___ Data shown ___

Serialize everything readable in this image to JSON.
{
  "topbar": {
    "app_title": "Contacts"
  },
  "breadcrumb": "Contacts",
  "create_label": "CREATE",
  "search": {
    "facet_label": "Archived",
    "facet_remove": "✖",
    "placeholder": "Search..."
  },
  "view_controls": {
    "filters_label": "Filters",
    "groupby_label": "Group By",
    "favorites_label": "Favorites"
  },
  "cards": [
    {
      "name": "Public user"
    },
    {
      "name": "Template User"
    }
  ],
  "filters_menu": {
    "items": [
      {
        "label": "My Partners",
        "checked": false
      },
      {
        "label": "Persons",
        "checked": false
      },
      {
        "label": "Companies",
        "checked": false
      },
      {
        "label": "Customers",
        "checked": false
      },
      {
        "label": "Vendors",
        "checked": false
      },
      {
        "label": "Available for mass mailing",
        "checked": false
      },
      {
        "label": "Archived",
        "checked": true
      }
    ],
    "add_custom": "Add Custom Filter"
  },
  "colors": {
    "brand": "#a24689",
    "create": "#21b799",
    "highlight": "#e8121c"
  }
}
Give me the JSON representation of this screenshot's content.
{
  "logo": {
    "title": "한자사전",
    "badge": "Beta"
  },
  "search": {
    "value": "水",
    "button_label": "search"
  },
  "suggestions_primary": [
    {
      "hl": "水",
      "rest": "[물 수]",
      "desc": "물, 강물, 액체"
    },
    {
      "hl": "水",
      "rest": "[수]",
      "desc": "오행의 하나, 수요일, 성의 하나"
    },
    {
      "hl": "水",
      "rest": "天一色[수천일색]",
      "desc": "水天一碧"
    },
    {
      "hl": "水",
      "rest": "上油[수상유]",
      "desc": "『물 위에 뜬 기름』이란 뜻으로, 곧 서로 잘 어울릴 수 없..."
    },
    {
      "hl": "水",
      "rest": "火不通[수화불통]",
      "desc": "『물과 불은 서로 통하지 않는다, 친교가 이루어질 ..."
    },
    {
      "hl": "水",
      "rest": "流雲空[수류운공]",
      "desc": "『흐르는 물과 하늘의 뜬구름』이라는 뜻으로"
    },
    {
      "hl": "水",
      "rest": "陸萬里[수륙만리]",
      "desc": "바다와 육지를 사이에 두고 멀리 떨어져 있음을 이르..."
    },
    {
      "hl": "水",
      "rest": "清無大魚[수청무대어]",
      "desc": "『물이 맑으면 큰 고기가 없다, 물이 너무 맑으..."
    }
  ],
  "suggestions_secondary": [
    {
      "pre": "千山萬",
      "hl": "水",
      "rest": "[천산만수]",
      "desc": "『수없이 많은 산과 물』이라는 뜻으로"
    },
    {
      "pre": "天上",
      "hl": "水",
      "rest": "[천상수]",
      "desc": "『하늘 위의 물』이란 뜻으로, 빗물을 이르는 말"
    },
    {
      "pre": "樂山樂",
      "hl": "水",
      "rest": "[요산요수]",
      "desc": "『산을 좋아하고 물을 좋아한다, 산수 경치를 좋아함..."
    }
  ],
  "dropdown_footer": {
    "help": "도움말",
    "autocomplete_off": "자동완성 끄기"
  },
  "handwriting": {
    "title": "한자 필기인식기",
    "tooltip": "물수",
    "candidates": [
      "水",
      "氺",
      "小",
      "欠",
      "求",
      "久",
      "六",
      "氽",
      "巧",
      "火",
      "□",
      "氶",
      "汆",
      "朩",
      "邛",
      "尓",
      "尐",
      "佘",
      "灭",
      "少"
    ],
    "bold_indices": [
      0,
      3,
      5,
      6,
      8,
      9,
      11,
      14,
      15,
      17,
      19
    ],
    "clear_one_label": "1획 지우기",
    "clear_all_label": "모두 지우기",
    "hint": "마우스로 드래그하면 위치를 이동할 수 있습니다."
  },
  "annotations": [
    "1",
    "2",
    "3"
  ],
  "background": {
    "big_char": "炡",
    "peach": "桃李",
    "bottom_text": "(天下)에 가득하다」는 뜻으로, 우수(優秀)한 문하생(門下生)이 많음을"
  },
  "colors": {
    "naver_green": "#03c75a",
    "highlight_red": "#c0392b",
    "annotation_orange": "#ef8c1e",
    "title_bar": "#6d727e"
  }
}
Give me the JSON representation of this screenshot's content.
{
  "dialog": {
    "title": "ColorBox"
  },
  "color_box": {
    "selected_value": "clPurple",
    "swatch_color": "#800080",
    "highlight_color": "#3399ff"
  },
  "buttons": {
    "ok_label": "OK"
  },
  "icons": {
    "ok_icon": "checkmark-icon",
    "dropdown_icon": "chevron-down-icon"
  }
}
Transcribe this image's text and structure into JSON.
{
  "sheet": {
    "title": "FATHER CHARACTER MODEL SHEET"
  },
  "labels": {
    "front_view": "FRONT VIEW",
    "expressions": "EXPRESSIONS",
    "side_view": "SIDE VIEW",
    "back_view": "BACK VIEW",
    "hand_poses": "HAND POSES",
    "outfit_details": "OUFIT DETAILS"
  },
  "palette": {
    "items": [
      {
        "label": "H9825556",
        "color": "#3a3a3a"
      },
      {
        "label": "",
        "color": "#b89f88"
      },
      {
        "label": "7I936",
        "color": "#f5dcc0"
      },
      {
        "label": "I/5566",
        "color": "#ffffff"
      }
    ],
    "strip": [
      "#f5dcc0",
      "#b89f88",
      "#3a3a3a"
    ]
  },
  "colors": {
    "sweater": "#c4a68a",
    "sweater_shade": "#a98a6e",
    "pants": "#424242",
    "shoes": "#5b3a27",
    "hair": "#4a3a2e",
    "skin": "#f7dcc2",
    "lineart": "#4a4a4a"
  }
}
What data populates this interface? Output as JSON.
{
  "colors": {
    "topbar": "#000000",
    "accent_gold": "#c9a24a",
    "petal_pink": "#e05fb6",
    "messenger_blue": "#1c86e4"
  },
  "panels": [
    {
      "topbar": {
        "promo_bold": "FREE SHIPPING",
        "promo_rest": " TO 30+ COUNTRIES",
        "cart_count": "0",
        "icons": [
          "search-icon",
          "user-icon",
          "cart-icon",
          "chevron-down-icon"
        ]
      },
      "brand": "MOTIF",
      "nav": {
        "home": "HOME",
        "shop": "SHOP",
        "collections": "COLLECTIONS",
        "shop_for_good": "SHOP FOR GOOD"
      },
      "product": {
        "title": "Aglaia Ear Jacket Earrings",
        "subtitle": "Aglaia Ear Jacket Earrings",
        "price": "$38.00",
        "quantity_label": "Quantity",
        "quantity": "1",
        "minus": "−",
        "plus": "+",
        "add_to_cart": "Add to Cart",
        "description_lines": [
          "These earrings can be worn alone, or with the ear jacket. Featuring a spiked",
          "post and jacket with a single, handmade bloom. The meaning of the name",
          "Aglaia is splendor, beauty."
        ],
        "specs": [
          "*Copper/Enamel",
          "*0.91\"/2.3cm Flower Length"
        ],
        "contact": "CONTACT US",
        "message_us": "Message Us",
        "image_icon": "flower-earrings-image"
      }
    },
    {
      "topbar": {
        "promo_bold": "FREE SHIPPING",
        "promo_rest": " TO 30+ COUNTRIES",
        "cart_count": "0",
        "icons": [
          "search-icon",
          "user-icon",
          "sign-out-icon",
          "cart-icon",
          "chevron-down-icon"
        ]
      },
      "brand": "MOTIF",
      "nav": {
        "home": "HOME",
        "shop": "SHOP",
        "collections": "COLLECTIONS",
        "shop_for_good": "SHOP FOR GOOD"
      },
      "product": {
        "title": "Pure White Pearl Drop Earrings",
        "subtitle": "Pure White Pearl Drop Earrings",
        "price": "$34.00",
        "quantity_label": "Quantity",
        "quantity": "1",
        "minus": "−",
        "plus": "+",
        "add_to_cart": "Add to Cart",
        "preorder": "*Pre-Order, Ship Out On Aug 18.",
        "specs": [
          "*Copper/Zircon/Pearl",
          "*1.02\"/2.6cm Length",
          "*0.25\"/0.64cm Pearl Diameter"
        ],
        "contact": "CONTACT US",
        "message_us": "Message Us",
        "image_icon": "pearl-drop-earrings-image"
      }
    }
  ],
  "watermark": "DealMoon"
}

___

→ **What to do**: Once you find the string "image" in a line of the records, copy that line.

→ **Response to the exercise**:
Serialize everything readable in this image to JSON.
Transcribe this image's text and structure into JSON.
        "image_icon": "flower-earrings-image"
        "image_icon": "pearl-drop-earrings-image"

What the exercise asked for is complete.